Though David Turner played with the 650b wheel size previously, back when Kirk Pacenti created the 23 and his rim, it wasn’t until this past October that he really started working on it. “We bought two sets,” said Turner of his previous experience. “The other guys and I at the shop all liked it… at that time White Brothers was the only company making a fork, and it wasn’t enough to build a batch. Turner bikes is not a custom frame builder, we’re limited production. So that means if there’s only one fork, one tire, and one rim available that’s a big gamble.”

In fact, it was a specific ask from Enve Composites that put him back on the project last fall. “One of the engineers at Enve contacted me and asked if I wanted to trade a pair of wheels for a frame,” said Turner. “So I’ve been riding them pretty steady for the last six months; it’s been my go-to mountain bike wheel size.”

Turner rode the wheels on the 125mm travel Sultan a standard 29in bike as well as a couple of aggressively modified 5.Spot frames, which pack 140mm of travel. “That’s when I realized that having the extra travel was really cool,” he said.

The proto Burner has a low bottom bracket, around 13in, which is similar to the previous Burner, however, this new version has 140mm (5.5in) of DW-Link travel, where as the older generation topped out at 100mm (4in). The test bike is slack up front, and slightly longer in the top tube when compared to the 5.Spot. But with all of the angles, Turner was quick reiterate that the bike is a prototype as he asked for feedback on the feel of the bike.

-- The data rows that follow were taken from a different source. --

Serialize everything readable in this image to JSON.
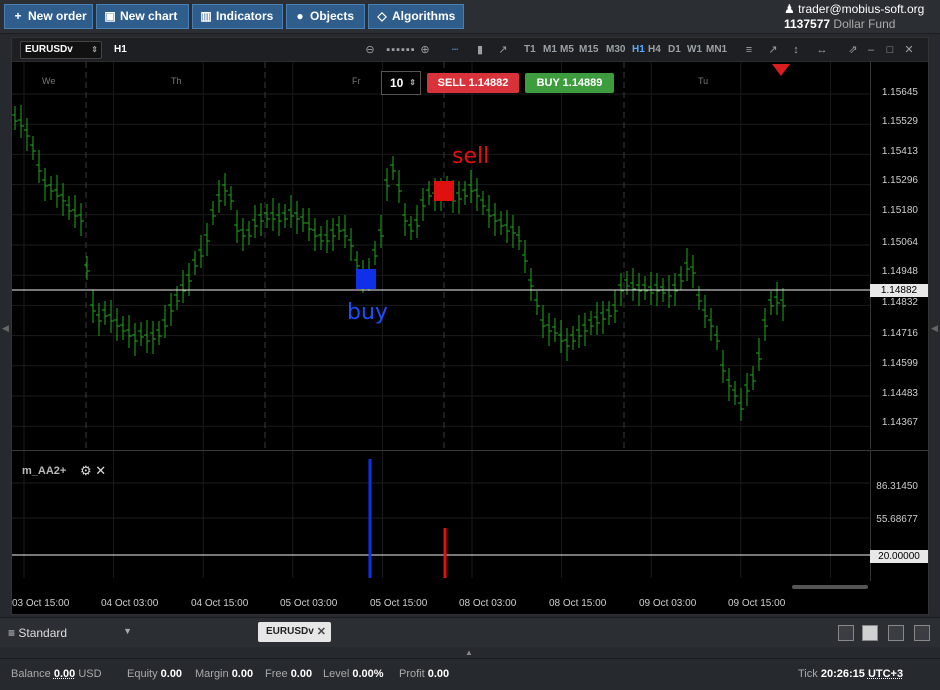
{
  "toolbar": {
    "buttons": [
      {
        "label": "New order",
        "icon": "plus-icon"
      },
      {
        "label": "New chart",
        "icon": "chart-icon"
      },
      {
        "label": "Indicators",
        "icon": "bar-icon"
      },
      {
        "label": "Objects",
        "icon": "objects-icon"
      },
      {
        "label": "Algorithms",
        "icon": "diamond-icon"
      }
    ]
  },
  "user": {
    "email": "trader@mobius-soft.org",
    "account_id": "1137577",
    "account_name": "Dollar Fund"
  },
  "chart": {
    "symbol": "EURUSDv",
    "timeframe": "H1",
    "timeframes": [
      "T1",
      "M1",
      "M5",
      "M15",
      "M30",
      "H1",
      "H4",
      "D1",
      "W1",
      "MN1"
    ],
    "active_timeframe": "H1",
    "lot": "10",
    "sell_label": "SELL 1.14882",
    "buy_label": "BUY 1.14889",
    "current_price": "1.14882",
    "day_labels": [
      "We",
      "Th",
      "Fr",
      "Tu"
    ],
    "price_labels": [
      "1.15645",
      "1.15529",
      "1.15413",
      "1.15296",
      "1.15180",
      "1.15064",
      "1.14948",
      "1.14832",
      "1.14716",
      "1.14599",
      "1.14483",
      "1.14367"
    ],
    "sell_mark": "sell",
    "buy_mark": "buy",
    "indicator_name": "m_AA2+",
    "indicator_labels": [
      "86.31450",
      "55.68677"
    ],
    "indicator_level": "20.00000",
    "time_labels": [
      "03 Oct 15:00",
      "04 Oct 03:00",
      "04 Oct 15:00",
      "05 Oct 03:00",
      "05 Oct 15:00",
      "08 Oct 03:00",
      "08 Oct 15:00",
      "09 Oct 03:00",
      "09 Oct 15:00"
    ]
  },
  "workspace": {
    "name": "Standard",
    "tab": "EURUSDv"
  },
  "status": {
    "balance_label": "Balance",
    "balance": "0.00",
    "currency": "USD",
    "equity_label": "Equity",
    "equity": "0.00",
    "margin_label": "Margin",
    "margin": "0.00",
    "free_label": "Free",
    "free": "0.00",
    "level_label": "Level",
    "level": "0.00%",
    "profit_label": "Profit",
    "profit": "0.00",
    "tick_label": "Tick",
    "time": "20:26:15",
    "tz": "UTC+3"
  },
  "colors": {
    "bull": "#1fa81f",
    "sell": "#e01010",
    "buy": "#1030e8",
    "sell_btn": "#d8333a",
    "buy_btn": "#3d9c3d"
  }
}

While enve made the phone call, rockshox and fox really make 650b wheeled bikes possible: while enve made the phone call, rockshox and fox really make 650b wheeled bikes possible
Matt Pacocha

Enve made the phone call, but RockShox and Fox really made 650b wheeled bikes possible

The DW-Link suspension design is supremely sorted and rides as excellently as any of Turner’s other bikes. While many of the forged parts are repurposed from both 5.Spot and Sultan, the end product is completely new and not interchangeable between models. “They share a lot of the parts, but it has a totally unique rocker,” said Turner. “They’re non-identical triplets.”

The suspension is also new, designed and approved by Dave Weagle. “Kinematically this is a DW-Link bike; Dave engineered these pivots for the 650b wheel,” he said. “I’ve been getting some emails from people saying, ‘why can’t I just do bolt on dropouts?’ And, it’s like, well, you can, but you cannot optimize the suspension system for anti-squat and the braking personality that I would like, and that Dave Weagle demands. Weagle demands a particular type of anti-squat.”

Turner plans on another two weeks of testing before building up tooling and heading into production to hit his fall on-sale target.

We spent an hour and a half out on the new Burner on the loose singletrack trails of Deer Valley, and the bike rode flawlessly. With the Enve AM carbon clinchers it weighs about 25lbs and pedals like a dream. The overall feel seemed racier than the 5.Spot, like it will easily be able to compete in long format cross-country races. It’s perfectly poised as an all-day backcountry machine.

The bike weighs under 26lbs with enve’s am 650b carbon wheelset: the bike weighs under 26lbs with enve’s am 650b carbon wheelset
Billy Michels Photography

The bike weighs under 26lbs with Enve’s AM 650b carbon wheelset


The bottom bracket was noticeably low, which we loved, but might catch furious cross-country pedalers off guard. Pretty much everything seemed well sorted, but we felt the head angle was steeper than it measures. A function of the wheel? We’re not sure, but it will surely be interesting to see where the production geometry ends up.